An “Auction Reserve” is the minimum bid an Auctioneer must receive before selling an item, and is typically used to protect a consignor from having their merchandise sell too cheaply. Auction Reserves are typically found at higher-level auctions with higher-priced items. Reserves are rarely used in mid-level or lower-level auctions. So why aren’t Reserves used in all auctions. They make sense, right? The answer is fairly simple.
What’s the #1 reason people attend auctions? If you answered “To Get a Bargain” you would be correct. However, if an Auctioneer gives “You” a Reserve, they would have to give all consignors a Reserve. And once the word gets out that most auction items have a Reserve, few people will attend that auction.
However, once bidders know that an auction is “Absolute Without Reserve”, they begin to smell blood and, like sharks, flock to such auctions in search of bargains. And once the potential bidders are in attendance, let the bidding begin. When sold in a competitive bidding situation, better items will often sell for premium prices.
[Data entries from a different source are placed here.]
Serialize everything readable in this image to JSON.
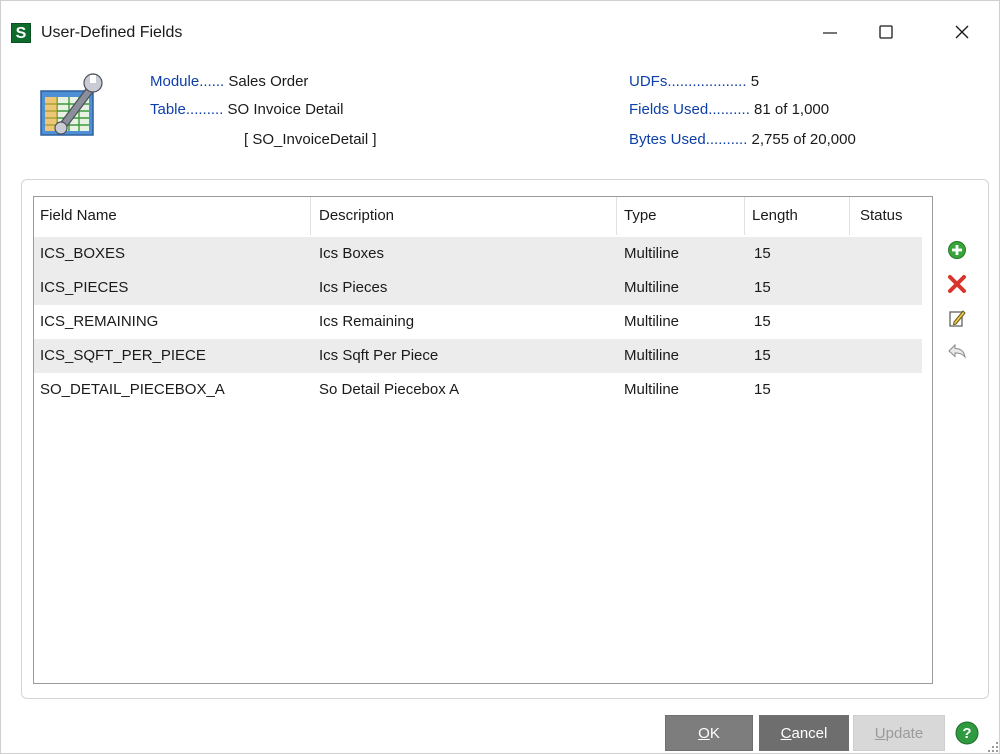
{
  "window": {
    "app_icon_letter": "S",
    "title": "User-Defined Fields"
  },
  "info": {
    "module_label": "Module......",
    "module_value": "Sales Order",
    "table_label": "Table.........",
    "table_value": "SO Invoice Detail",
    "table_internal": "[ SO_InvoiceDetail ]",
    "udfs_label": "UDFs...................",
    "udfs_value": "5",
    "fields_used_label": "Fields Used..........",
    "fields_used_value": "81 of 1,000",
    "bytes_used_label": "Bytes Used..........",
    "bytes_used_value": "2,755 of 20,000"
  },
  "grid": {
    "columns": [
      "Field Name",
      "Description",
      "Type",
      "Length",
      "Status"
    ],
    "rows": [
      {
        "field_name": "ICS_BOXES",
        "description": "Ics Boxes",
        "type": "Multiline",
        "length": "15",
        "status": ""
      },
      {
        "field_name": "ICS_PIECES",
        "description": "Ics Pieces",
        "type": "Multiline",
        "length": "15",
        "status": ""
      },
      {
        "field_name": "ICS_REMAINING",
        "description": "Ics Remaining",
        "type": "Multiline",
        "length": "15",
        "status": ""
      },
      {
        "field_name": "ICS_SQFT_PER_PIECE",
        "description": "Ics Sqft Per Piece",
        "type": "Multiline",
        "length": "15",
        "status": ""
      },
      {
        "field_name": "SO_DETAIL_PIECEBOX_A",
        "description": "So Detail Piecebox A",
        "type": "Multiline",
        "length": "15",
        "status": ""
      }
    ]
  },
  "tools": {
    "icons": [
      "add-icon",
      "delete-icon",
      "edit-icon",
      "undo-icon"
    ]
  },
  "buttons": {
    "ok_accel": "O",
    "ok_rest": "K",
    "cancel_accel": "C",
    "cancel_rest": "ancel",
    "update_accel": "U",
    "update_rest": "pdate"
  },
  "colors": {
    "info_label": "#0d3fa8",
    "row_alt": "#ececec",
    "button_active": "#7d7d7d",
    "button_disabled": "#d8d8d8",
    "app_icon": "#0e6b2e"
  }
}
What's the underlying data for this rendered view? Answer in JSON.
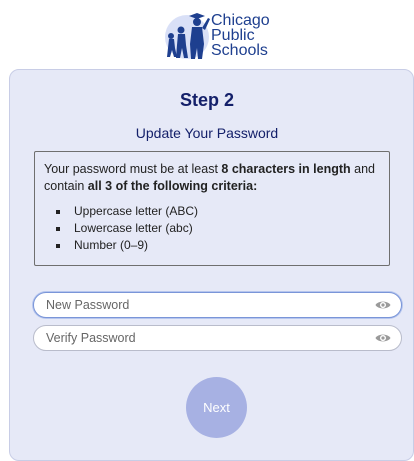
{
  "logo": {
    "line1": "Chicago",
    "line2": "Public",
    "line3": "Schools",
    "color": "#1e3f8f"
  },
  "card": {
    "step_title": "Step 2",
    "subtitle": "Update Your Password",
    "criteria": {
      "intro_prefix": "Your password must be at least ",
      "intro_bold1": "8 characters in length",
      "intro_middle": " and contain ",
      "intro_bold2": "all 3 of the following criteria:",
      "items": [
        "Uppercase letter (ABC)",
        "Lowercase letter (abc)",
        "Number (0–9)"
      ]
    },
    "new_password": {
      "placeholder": "New Password",
      "value": "",
      "icon": "eye-icon"
    },
    "verify_password": {
      "placeholder": "Verify Password",
      "value": "",
      "icon": "eye-icon"
    },
    "next_label": "Next"
  },
  "colors": {
    "card_bg": "#e6e9f7",
    "title": "#14206a",
    "button": "#a7b1e3"
  }
}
WHAT’S IT WORTH? You should be aware that many Auctioneers who accept “Reserves” also have “Buy-Back Fees” to cover their expenses on unsold items. Often the Buy-Back Fee is 10%. So, if you request a $1,000 Reserve from an Auction House, and your item fails to reach the Reserve Price, you may owe the Auctioneer $100 (10% of the $1,000 Reserve) just to get your item back. So before cosigning items to any Auctioneer be sure to ask about the Reserve Policy and Buy-Back Fees.
Mike Ivankovich is an Auctioneer, Appraiser, Home Downsizing Expert, and host of the “What’s It Worth? Ask Mike the Appraiser” Radio Show that airs live in the Philadelphia PA area on Friday mornings from 9:30-10:30 AM EST on WBCB 1490 AM and on the Internet at: www.WBCB1490.com. You can also visit his Radio Show Web Site: www.AskMikeTheAppraiser.com Further details can also be found at: www.michaelivankovichappraisals.com